Anyone that follows me on the Internet knows that I didn’t think too highly of the iPad as of exactly a week ago. The problem with the iPad is that it is a giant iPod Touch. Essentially, what I mean by that is that the iPhone OS is the problem. It’s a single-window, single-threaded device. This, however, begs the question: how important is that when most of what we do these days (that’s meant to be done on a small, portable device like the iPad) lives in the cloud?
It turns out, the iPad being a giant iPod Touch is actually the best thing about it. Using it feels very natural, and even though the iPhone/iPod Touch came first, the more obvious device is the iPad. The iPhone/iPod Touch now seem like shrunken down versions of the iPad rather than the other way around.
The first thing that attracted me to the iPad was the screen. I picked it up and held it, and the screen drew me in. The display on this thing is gorgeous. The colors are bright and beautiful; it completely outdoes the iPod Touch.
So if you’ve read this far, you may have a question on your mind: what use is there for an iPad if you’ve got a MacBook Pro and an iPhone? This brings me to what the iPad does best – web browsing. This thing is meant to browse the web. Content isn’t the only fun part about the web on this device; it’s actually fun surfing and clicking on things and zooming and moving around. The actual process of navigating through a web page is somehow made fun by the iPad’s touch interface. It’s simply incredible. Even though it’s just a big iPod Touch, the experience is completely different.

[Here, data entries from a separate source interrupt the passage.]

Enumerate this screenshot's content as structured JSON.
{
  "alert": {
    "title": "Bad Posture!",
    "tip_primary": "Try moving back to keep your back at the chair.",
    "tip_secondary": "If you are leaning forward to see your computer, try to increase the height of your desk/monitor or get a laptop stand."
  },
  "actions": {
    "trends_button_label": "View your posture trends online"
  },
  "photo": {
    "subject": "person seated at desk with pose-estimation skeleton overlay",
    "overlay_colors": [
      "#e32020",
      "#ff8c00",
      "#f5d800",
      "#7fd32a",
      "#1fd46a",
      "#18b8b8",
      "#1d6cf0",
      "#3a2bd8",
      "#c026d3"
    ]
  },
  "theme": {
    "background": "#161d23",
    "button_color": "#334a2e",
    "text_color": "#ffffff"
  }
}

The same goes for browsing your pictures; the touch interface makes it so much more fun to interact with your content.
Typing on the iPad has a learning curve just like with the iPhone. On a normal computer keyboard, I can type ~100 words per minute. On the iPhone in landscape mode, I can type ~60 words per minute, but I had to relearn how to type on a handheld device. The crazy thing is, I love the iPhone keyboard and I could never go back to a phone with physical keys. So how does the iPad fare? Just like with the iPhone, I find that I prefer typing in landscape mode. You can type in portrait mode with your thumbs, but only if you have really long fingers, and it’s still a stretch. I tend to hold the iPad with my left hand and walk the fingers on my right hand across the keyboard, and that works pretty well.

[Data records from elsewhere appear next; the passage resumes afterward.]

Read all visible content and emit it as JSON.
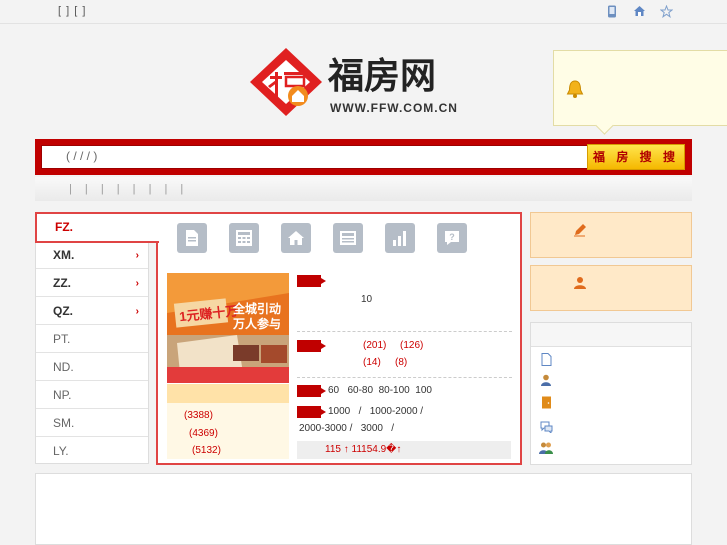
{
  "topbar": {
    "left_text": "[ ] [ ]"
  },
  "logo": {
    "brand": "福房网",
    "url": "WWW.FFW.COM.CN"
  },
  "search": {
    "value": "( / / / )",
    "button": "福 房 搜 搜"
  },
  "hotbar": {
    "text": "| | | | | | | |"
  },
  "cities": [
    {
      "label": "FZ."
    },
    {
      "label": "XM.",
      "arrow": "›"
    },
    {
      "label": "ZZ.",
      "arrow": "›"
    },
    {
      "label": "QZ.",
      "arrow": "›"
    },
    {
      "label": "PT."
    },
    {
      "label": "ND."
    },
    {
      "label": "NP."
    },
    {
      "label": "SM."
    },
    {
      "label": "LY."
    }
  ],
  "promo": {
    "big": "1元赚十万",
    "line1": "全城引动",
    "line2": "万人参与"
  },
  "stats": [
    "(3388)",
    "(4369)",
    "(5132)"
  ],
  "info": {
    "row1": "10",
    "row2a": "(201)",
    "row2b": "(126)",
    "row3a": "(14)",
    "row3b": "(8)",
    "row4": "60   60-80  80-100  100",
    "row5": "1000   /   1000-2000 /",
    "row6": "2000-3000 /   3000   /",
    "price": "115 ↑   11154.9�↑"
  },
  "colors": {
    "accent": "#c00000",
    "button": "#f5b800",
    "panel": "#ffe9c8"
  }
}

What’s funny about the iPad being a big iPod Touch is that the iPad’s iPod application is actually better than the iPod Touch’s. Essentially, the iPad is a better iPod, except you can’t put it in your pocket, which really defeats the purpose of an iPod unless you’re just using it at your desk or something.

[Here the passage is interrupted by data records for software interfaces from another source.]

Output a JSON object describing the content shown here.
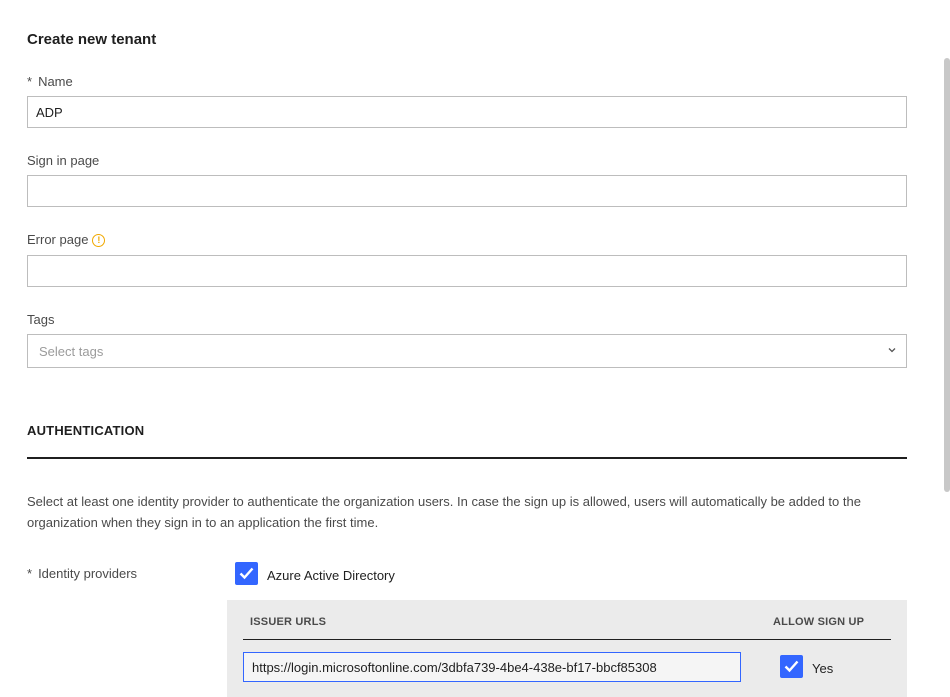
{
  "form": {
    "title": "Create new tenant",
    "required_marker": "*",
    "name": {
      "label": "Name",
      "value": "ADP"
    },
    "sign_in_page": {
      "label": "Sign in page",
      "value": ""
    },
    "error_page": {
      "label": "Error page",
      "value": "",
      "warning_icon": "warning-circle-icon",
      "warning_glyph": "!"
    },
    "tags": {
      "label": "Tags",
      "placeholder": "Select tags"
    }
  },
  "authentication": {
    "heading": "AUTHENTICATION",
    "description": "Select at least one identity provider to authenticate the organization users. In case the sign up is allowed, users will automatically be added to the organization when they sign in to an application the first time.",
    "identity_providers_label": "Identity providers",
    "providers": [
      {
        "label": "Azure Active Directory",
        "checked": true
      }
    ],
    "issuer_table": {
      "col_issuer": "ISSUER URLS",
      "col_allow": "ALLOW SIGN UP",
      "rows": [
        {
          "url": "https://login.microsoftonline.com/3dbfa739-4be4-438e-bf17-bbcf85308",
          "allow_label": "Yes",
          "allow_checked": true
        }
      ]
    }
  },
  "colors": {
    "accent": "#3366ff",
    "warning": "#f0a800"
  }
}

-The battery life is incredible. The claims of ~10 hours are pretty much true, and that’s at full brightness browsing the web and whatnot.
-It is very fast. Insanely fast, really.
-The screen isn’t oleophobic like the iPhone 3GS (as far as I can tell). More fingerprints, but not a big deal.
-Despite it saying “Not charging” when you plug it into a computer with a USB 2.0 port…it’s actually charging, just really, really slowly.
-Even with the WiFi fix, I find WiFi connectivity to be very buggy. It’s not a big deal, just a minor annoyance that I’m sure will be fixed in a forthcoming software update.
-iPhone apps look like crap on the iPad. Apps are pretty much iPad versions or I delete them, unless they’re really, really useful.
All of that said, the device is not innovative at all, but I mean that in a more positive way than it sounds. It is tech we know and love, and it is implemented in an amazing way. Sometimes a revolutionary device doesn’t venture into the unknown, but rather, it takes what we know, changes it a little bit, and makes it better.